The NGT feels that it was the only way to ensure compliance of its previous orders to shift the facility, which BMC has not been taking seriously as the existing slaughterhouse was being allowed to be continued.
Municipal Commissioner Vijay Dutta said the order was received on Wednesday and he has written to the district collector and the state government for compliance. Another senior officer said the government is likely to challenge the NGT order in the high court because “it’s not possible to comply with the order of immediate closure.”
Moreover, the BMC counsel said that BMC does not have the political support to carry out the orders issued by NGT to shift the slaughterhouse.
A Bhopal resident had moved the tribunal in 2014 seeking relocation of the slaughterhouse, in Jinsi locality, arguing that it was polluting a nearby water body. The NGT had ordered the shifting of the slaughterhouse in 2015. Since then, the matter has been stuck due to either administrative or various political reasons.
The latest objection came from the Congress’ side after Digvijay Singh objectedd to the site of the new slaughterhouse, Aadampur Chhawani, on the pretext that it would hurt religious sentiments of devotees who visit a famous temple nearby.
Digvijay Singh’s son and state urban development minister Jaivardhan Singh had responded to the objection and announced that the slaughterhouse will not be built at the new site.

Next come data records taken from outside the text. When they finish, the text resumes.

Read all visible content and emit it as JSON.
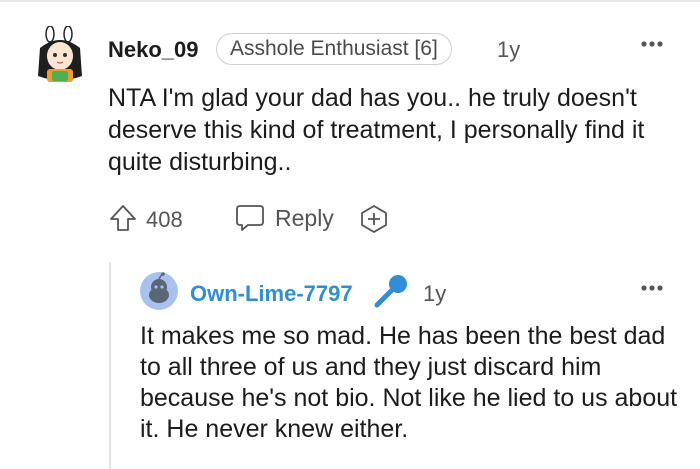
{
  "comment": {
    "username": "Neko_09",
    "flair": "Asshole Enthusiast [6]",
    "age": "1y",
    "avatar_icon": "anime-bunny-avatar-icon",
    "body": "NTA I'm glad your dad has you.. he truly doesn't deserve this kind of treatment, I personally find it quite disturbing..",
    "votes": "408",
    "reply_label": "Reply"
  },
  "reply": {
    "username": "Own-Lime-7797",
    "age": "1y",
    "avatar_icon": "snoo-avatar-icon",
    "op_badge_icon": "microphone-icon",
    "body": "It makes me so mad. He has been the best dad to all three of us and they just discard him because he's not bio. Not like he lied to us about it. He never knew either."
  },
  "colors": {
    "username_op": "#2e8fd8",
    "text": "#1c1c1c",
    "muted": "#555555"
  }
}
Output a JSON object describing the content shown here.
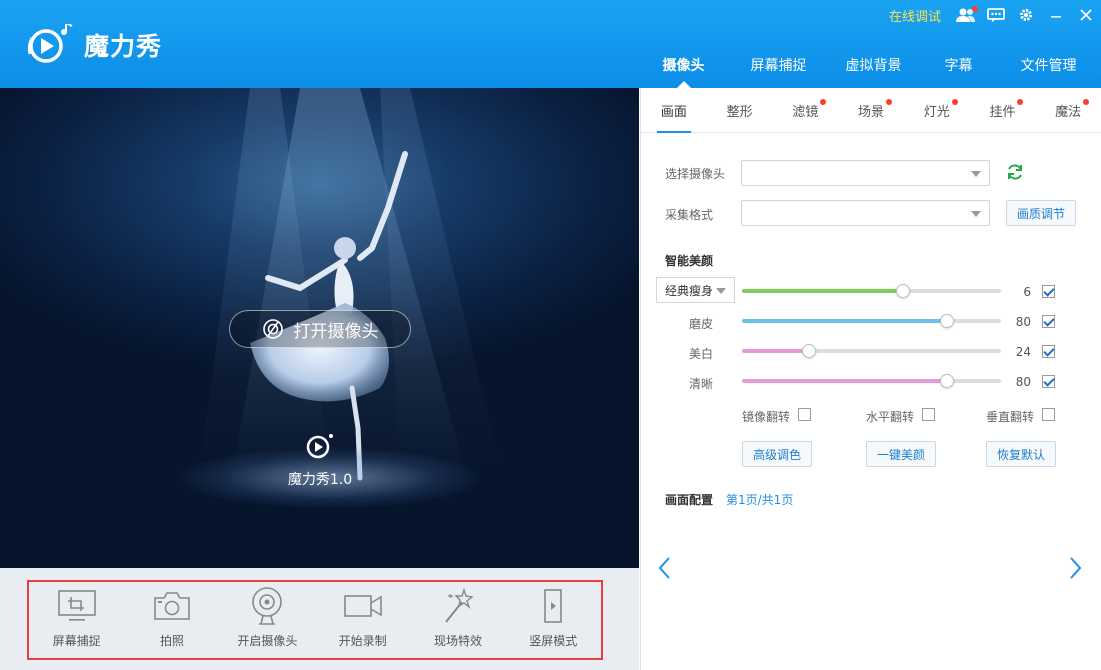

In the latest order, the tribunal noted that it had given sufficient time to the state for searching an alternate place to relocate the facility and extended the date of closure first to June 2016.
It had then extended the deadline to March 31, 2018 in the subsequent hearing and also ordered the state government to deposit a penalty of Rs one crore.
In the next hearing, the tribunal passed another order seeking Rs two crore in performance guarantee and a penalty of Rs 10,000 for each day’s delay in shifting the facility. By June 2019, the recurring penalty reached Rs 45.70 lakh.
However, when construction did not start by July 18, 2019, the tribunal granted time till December 31, 2019, and sought a performance guarantee of Rs five crore and continued the daily fine, dismissing the municipal corporation’s plea for exemption. On that day, the BMC counsel in the presence of BMC commissioner had told the NGT that land for the new slaughterhouse has been identified and earmarked and BMC would undertake the construction of new slaughterhouse on its own because no firm had shown interest in the tenders floated for the purpose.
Issuing the closure orders, the tribunal noted, “On every date of hearing, submissions with different reasons are being made and the fact remains that since 2015, the slaughterhouse is operating at the same place in Bhopal. The respondents are not bothered to expedite the work of the new slaughterhouse,” adding that the tribunal was of the opinion that an immediate closure was the only option to ensure compliance of its previous orders.
It has directed the Bhopal SSP to assist the district administration to effect a closure. While posting the matter to November 7, it also asked the Bhopal district magistrate to submit a personal affidavit at least three days in advance.
Meanwhile, Congress councillor Mohammed Sagar, who had led an agitation against proposed closure, said thousands of people will suffer by the move because the slaughterhouse is a source of livelihood for meat traders as well as those who sell goats and buffaloes.
He alleged that authorities locked the slaughterhouse on Wednesday itself but the police denied doing so.